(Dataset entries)
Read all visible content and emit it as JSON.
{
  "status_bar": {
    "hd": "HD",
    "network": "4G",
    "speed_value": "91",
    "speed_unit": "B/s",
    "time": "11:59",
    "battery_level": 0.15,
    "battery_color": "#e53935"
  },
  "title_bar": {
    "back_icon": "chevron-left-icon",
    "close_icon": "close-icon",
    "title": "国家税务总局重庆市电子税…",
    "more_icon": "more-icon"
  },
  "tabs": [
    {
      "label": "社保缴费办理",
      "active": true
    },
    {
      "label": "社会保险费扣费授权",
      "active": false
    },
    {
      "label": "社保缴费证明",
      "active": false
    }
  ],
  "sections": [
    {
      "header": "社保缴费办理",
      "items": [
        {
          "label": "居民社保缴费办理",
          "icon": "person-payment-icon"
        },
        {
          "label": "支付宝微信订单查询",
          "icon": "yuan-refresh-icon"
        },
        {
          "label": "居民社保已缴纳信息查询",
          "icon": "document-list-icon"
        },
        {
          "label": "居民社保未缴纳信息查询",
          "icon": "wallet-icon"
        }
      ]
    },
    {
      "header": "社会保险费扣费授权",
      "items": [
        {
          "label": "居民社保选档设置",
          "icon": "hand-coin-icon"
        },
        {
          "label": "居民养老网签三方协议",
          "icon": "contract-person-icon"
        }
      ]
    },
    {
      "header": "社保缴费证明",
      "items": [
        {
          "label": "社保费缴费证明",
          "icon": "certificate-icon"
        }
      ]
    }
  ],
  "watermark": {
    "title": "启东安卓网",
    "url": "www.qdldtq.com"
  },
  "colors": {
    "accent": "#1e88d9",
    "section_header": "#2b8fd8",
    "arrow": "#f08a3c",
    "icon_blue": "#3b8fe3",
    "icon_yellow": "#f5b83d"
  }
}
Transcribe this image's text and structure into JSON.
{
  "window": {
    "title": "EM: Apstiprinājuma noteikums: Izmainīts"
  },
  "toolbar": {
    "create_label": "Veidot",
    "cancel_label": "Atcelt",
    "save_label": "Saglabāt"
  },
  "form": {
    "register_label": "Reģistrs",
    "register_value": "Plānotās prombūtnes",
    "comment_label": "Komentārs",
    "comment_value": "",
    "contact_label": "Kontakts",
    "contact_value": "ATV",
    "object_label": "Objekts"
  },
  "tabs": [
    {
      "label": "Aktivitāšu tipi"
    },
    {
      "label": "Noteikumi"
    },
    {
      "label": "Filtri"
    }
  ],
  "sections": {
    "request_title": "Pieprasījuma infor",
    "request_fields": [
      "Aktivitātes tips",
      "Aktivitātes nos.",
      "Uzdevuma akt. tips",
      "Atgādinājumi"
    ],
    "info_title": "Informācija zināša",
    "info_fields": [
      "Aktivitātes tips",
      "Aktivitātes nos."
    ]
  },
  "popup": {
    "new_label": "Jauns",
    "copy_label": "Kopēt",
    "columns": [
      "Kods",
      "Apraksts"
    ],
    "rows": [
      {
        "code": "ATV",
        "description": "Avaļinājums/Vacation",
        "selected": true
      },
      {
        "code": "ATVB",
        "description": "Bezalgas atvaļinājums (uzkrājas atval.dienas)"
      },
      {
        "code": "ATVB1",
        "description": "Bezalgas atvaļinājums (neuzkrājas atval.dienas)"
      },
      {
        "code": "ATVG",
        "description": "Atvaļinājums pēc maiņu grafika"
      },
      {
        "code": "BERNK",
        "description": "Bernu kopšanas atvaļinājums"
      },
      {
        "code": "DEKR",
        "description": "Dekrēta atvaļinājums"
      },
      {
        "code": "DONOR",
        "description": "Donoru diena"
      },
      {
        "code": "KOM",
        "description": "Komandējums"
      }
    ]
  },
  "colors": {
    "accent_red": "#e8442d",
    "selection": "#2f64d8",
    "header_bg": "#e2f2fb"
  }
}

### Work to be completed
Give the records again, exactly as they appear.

### Result of the exercise
Read all visible content and emit it as JSON.
{
  "status_bar": {
    "hd": "HD",
    "network": "4G",
    "speed_value": "91",
    "speed_unit": "B/s",
    "time": "11:59",
    "battery_level": 0.15,
    "battery_color": "#e53935"
  },
  "title_bar": {
    "back_icon": "chevron-left-icon",
    "close_icon": "close-icon",
    "title": "国家税务总局重庆市电子税…",
    "more_icon": "more-icon"
  },
  "tabs": [
    {
      "label": "社保缴费办理",
      "active": true
    },
    {
      "label": "社会保险费扣费授权",
      "active": false
    },
    {
      "label": "社保缴费证明",
      "active": false
    }
  ],
  "sections": [
    {
      "header": "社保缴费办理",
      "items": [
        {
          "label": "居民社保缴费办理",
          "icon": "person-payment-icon"
        },
        {
          "label": "支付宝微信订单查询",
          "icon": "yuan-refresh-icon"
        },
        {
          "label": "居民社保已缴纳信息查询",
          "icon": "document-list-icon"
        },
        {
          "label": "居民社保未缴纳信息查询",
          "icon": "wallet-icon"
        }
      ]
    },
    {
      "header": "社会保险费扣费授权",
      "items": [
        {
          "label": "居民社保选档设置",
          "icon": "hand-coin-icon"
        },
        {
          "label": "居民养老网签三方协议",
          "icon": "contract-person-icon"
        }
      ]
    },
    {
      "header": "社保缴费证明",
      "items": [
        {
          "label": "社保费缴费证明",
          "icon": "certificate-icon"
        }
      ]
    }
  ],
  "watermark": {
    "title": "启东安卓网",
    "url": "www.qdldtq.com"
  },
  "colors": {
    "accent": "#1e88d9",
    "section_header": "#2b8fd8",
    "arrow": "#f08a3c",
    "icon_blue": "#3b8fe3",
    "icon_yellow": "#f5b83d"
  }
}
Transcribe this image's text and structure into JSON.
{
  "window": {
    "title": "EM: Apstiprinājuma noteikums: Izmainīts"
  },
  "toolbar": {
    "create_label": "Veidot",
    "cancel_label": "Atcelt",
    "save_label": "Saglabāt"
  },
  "form": {
    "register_label": "Reģistrs",
    "register_value": "Plānotās prombūtnes",
    "comment_label": "Komentārs",
    "comment_value": "",
    "contact_label": "Kontakts",
    "contact_value": "ATV",
    "object_label": "Objekts"
  },
  "tabs": [
    {
      "label": "Aktivitāšu tipi"
    },
    {
      "label": "Noteikumi"
    },
    {
      "label": "Filtri"
    }
  ],
  "sections": {
    "request_title": "Pieprasījuma infor",
    "request_fields": [
      "Aktivitātes tips",
      "Aktivitātes nos.",
      "Uzdevuma akt. tips",
      "Atgādinājumi"
    ],
    "info_title": "Informācija zināša",
    "info_fields": [
      "Aktivitātes tips",
      "Aktivitātes nos."
    ]
  },
  "popup": {
    "new_label": "Jauns",
    "copy_label": "Kopēt",
    "columns": [
      "Kods",
      "Apraksts"
    ],
    "rows": [
      {
        "code": "ATV",
        "description": "Avaļinājums/Vacation",
        "selected": true
      },
      {
        "code": "ATVB",
        "description": "Bezalgas atvaļinājums (uzkrājas atval.dienas)"
      },
      {
        "code": "ATVB1",
        "description": "Bezalgas atvaļinājums (neuzkrājas atval.dienas)"
      },
      {
        "code": "ATVG",
        "description": "Atvaļinājums pēc maiņu grafika"
      },
      {
        "code": "BERNK",
        "description": "Bernu kopšanas atvaļinājums"
      },
      {
        "code": "DEKR",
        "description": "Dekrēta atvaļinājums"
      },
      {
        "code": "DONOR",
        "description": "Donoru diena"
      },
      {
        "code": "KOM",
        "description": "Komandējums"
      }
    ]
  },
  "colors": {
    "accent_red": "#e8442d",
    "selection": "#2f64d8",
    "header_bg": "#e2f2fb"
  }
}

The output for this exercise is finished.